Milk and whey work against powdery mildew. Studies in Australian vineyards show promising results2,11. But the researchers themselves also comment that the effectiveness of milk and whey should also be tested in vineyards with higher humidity, less sun intensity and more rainfall2. Research into the effect of these milk products in vineyards in cooler climates is therefore highly desirable. Full protection in the open field by milk and whey against powdery mildew seems unlikely (especially with the current permitted concentrations in the EU), but their application could reduce the use of conventional plant protection products. However, in order to enable the use of whey and milk in the vineyard, they should first be authorized as plant protection products for viticulture.
1. Crisp P, Wicks TJ, Lorimer M, Scott ES. An evaluation of biological and abiotic controls for grapevine powdery mildew. 1. Greenhouse studies. Australian Journal of Grape and Wine Research. 2006; 12:192-202
2. Crisp P, Wicks TJ, Bruer D, Scott ES. Australian Journal of Grape and Wine Research. 2006; 12:203-211
3. Medeiros FHV, et al. Microorganisms, application timing and fractions as players of the milk-mediated powdery mildew management. Crop Protection. 2012; 40:8-15
4. Martins SJ, et al. Dual role of milk on aphid and powdery mildew control in kale. Scientia Horticulturae. 2016; 203:126-130
5. Crisp P, Wicks TJ, Troup G, Scott ES. Mode of action of milk and whey in the control of grapevine powdery mildew. Australian Plant Pathology. 2006; 35:487-493
6. Lakshman, DK, Natarajan S, Mandal S, Mitra A. Lactoferrin-derived resistance against plant pathogens in transgenic plants. Journal of Agricultural and Food Chemistry. 2013; 61, 48, 11730-11735
7. Bettiol, W. Effectiveness of cow’s milk against zucchini squash powdery mildew (Sphaerotheca fuliginea) in greenhouse conditions. Crop Protection. 1999; 18:489-492
8. Ferrandino FJ, Smith VL. The effect of milk-based foliar sprays on yield components of field pumpkins with powdery mildew.

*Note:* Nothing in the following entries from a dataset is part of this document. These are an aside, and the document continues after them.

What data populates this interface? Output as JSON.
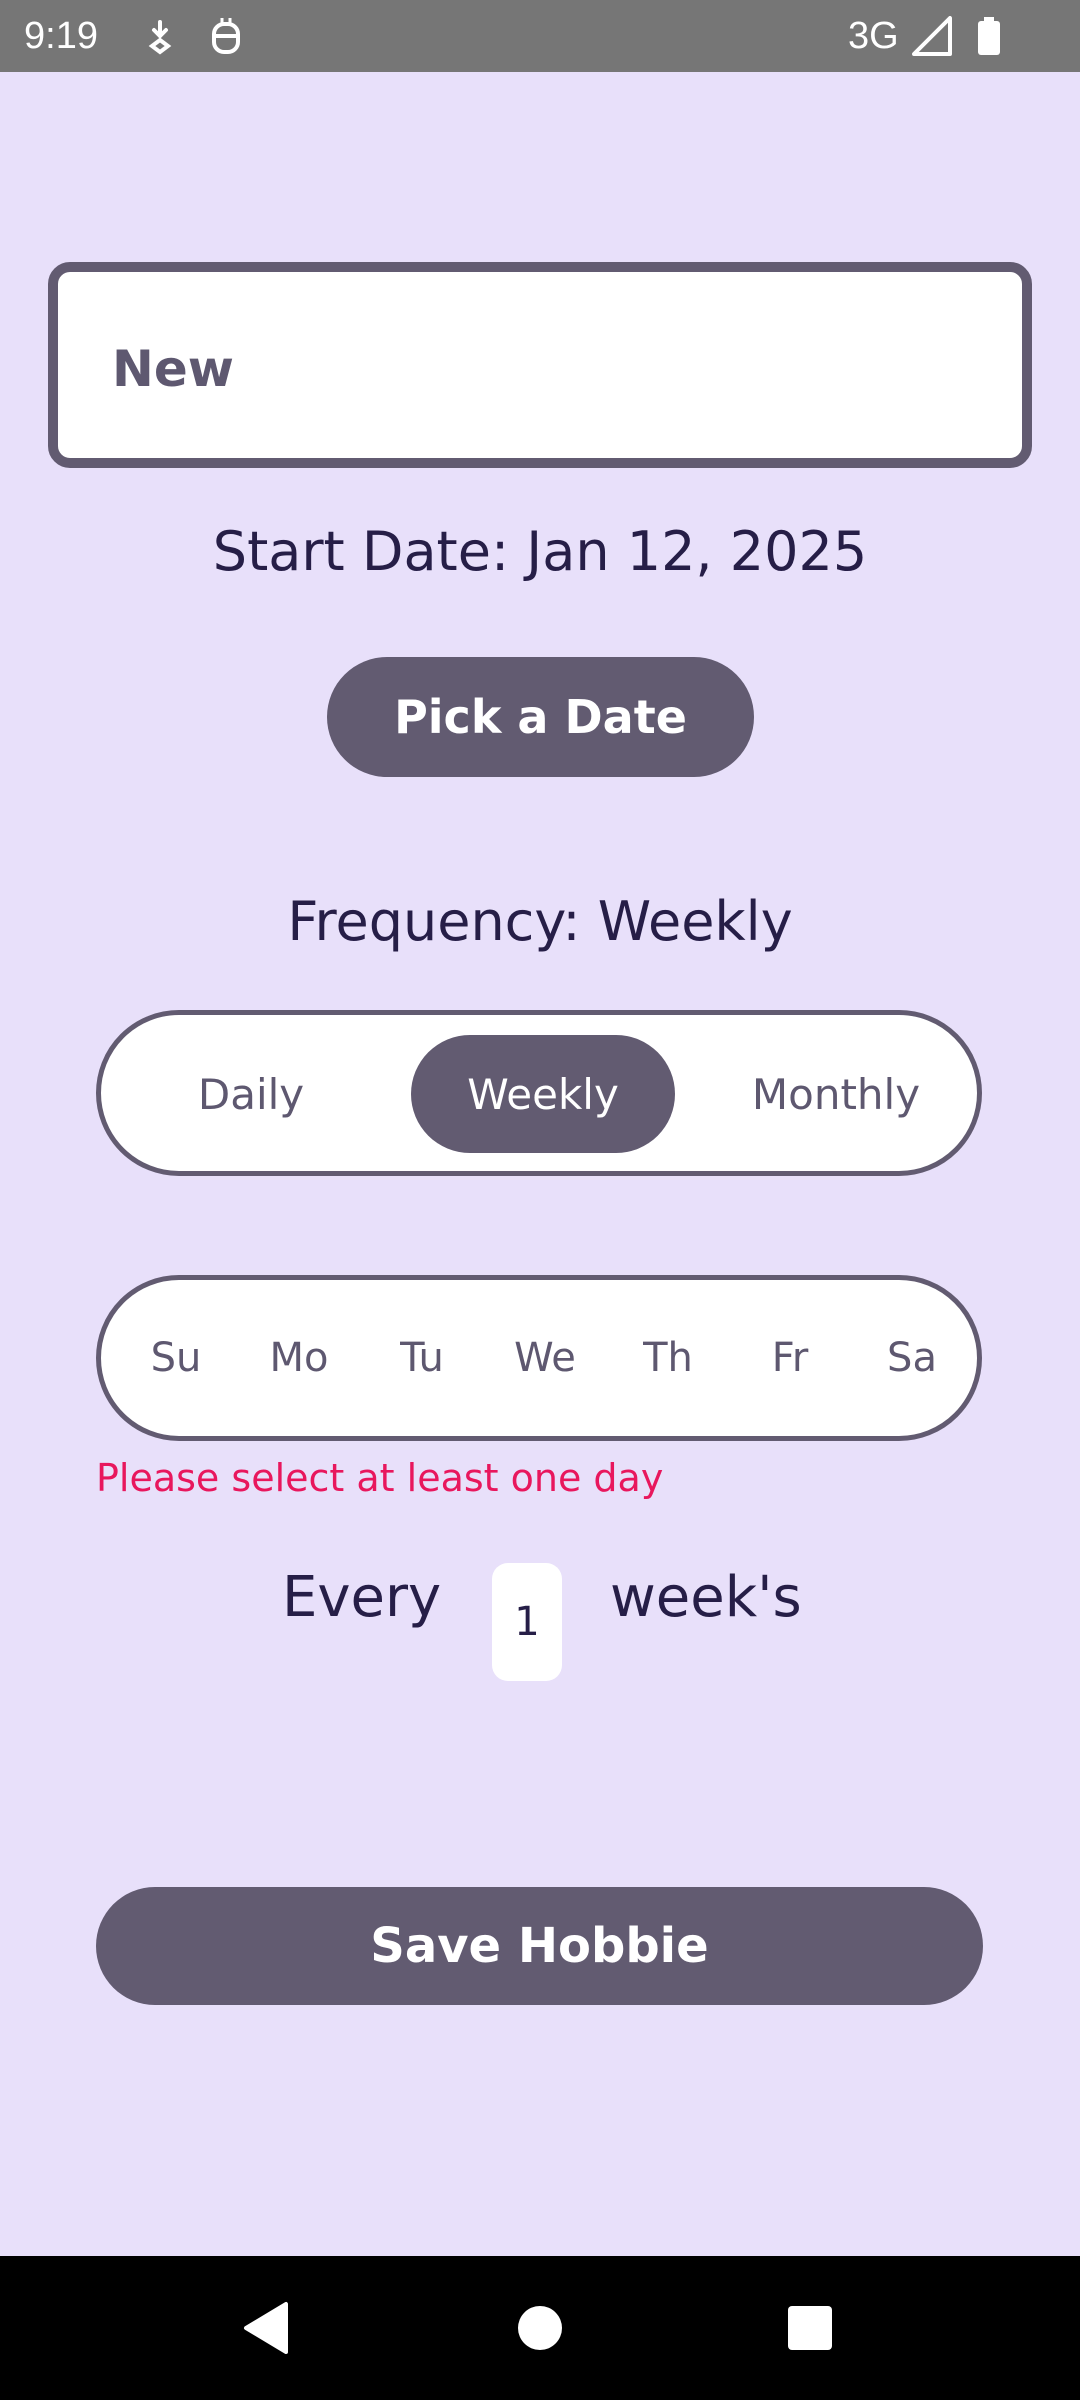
{
  "status_bar": {
    "time": "9:19",
    "network": "3G",
    "left_icons": [
      "location-download-icon",
      "android-debug-icon"
    ],
    "right_icons": [
      "signal-icon",
      "battery-icon"
    ]
  },
  "form": {
    "name_value": "New",
    "start_date_text": "Start Date: Jan 12, 2025",
    "pick_date_label": "Pick a Date",
    "frequency_text": "Frequency: Weekly",
    "frequency_options": [
      "Daily",
      "Weekly",
      "Monthly"
    ],
    "frequency_selected": "Weekly",
    "days": [
      "Su",
      "Mo",
      "Tu",
      "We",
      "Th",
      "Fr",
      "Sa"
    ],
    "error_text": "Please select at least one day",
    "every_label": "Every",
    "interval_value": "1",
    "unit_label": "week's",
    "save_label": "Save Hobbie"
  },
  "nav_bar": {
    "buttons": [
      "back-icon",
      "home-icon",
      "recents-icon"
    ]
  },
  "colors": {
    "background": "#E8E0FA",
    "primary": "#625B71",
    "text_dark": "#261E47",
    "error": "#E8175D",
    "status_bar": "#767676"
  }
}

Crop Protection. 2007; 26;657-663
9. Bettiol W, Silva HSA, Reis RC. Effectiveness of whey against zucchini squash and cucumber powdery mildew. Scientia Horticulturae. 2008; 117:82-84
10. Perina FJ, et al. Essential oils and whole milk in the control of soybean powdery mildew. Ciência Rural. 2013; 43(11):1938-1944
11. Savocchia S, Mandel R, Crisp P, Scott ES. Evaluation of ‘alternative’ materials to sulfur and synthetic fungicides for control of grapevine powdery mildew in a warm climate region of Australia. Australasian Plant Pathology. 2010; 40(1):20-27
12. Demir S, Ocak E. Effects of whey on the colonization and sporulation of arbuscular mycorhizal fungus, Glomus intraradices, in lentil (Lens orientalis). African Journal of Biotechnology. 2010; 8(10):2151-2156
13. Het College voor de toelating van gewasbeschermingsmiddelen en biociden (Ctgb) (https://www.ctgb.nl/onderwerpen/basisstoffen/documenten/instructies-gewasbeschermingsmiddelen/2018/10/08/basisstof-wei) accessed on 13-02-2020
14. EU pesticides database (https://ec.europa.eu/food/plant/pesticides/eu-pesticides-database/public/?event=activesubstance.detail&language=EN&selectedID=2374) accessed on 13-02-2020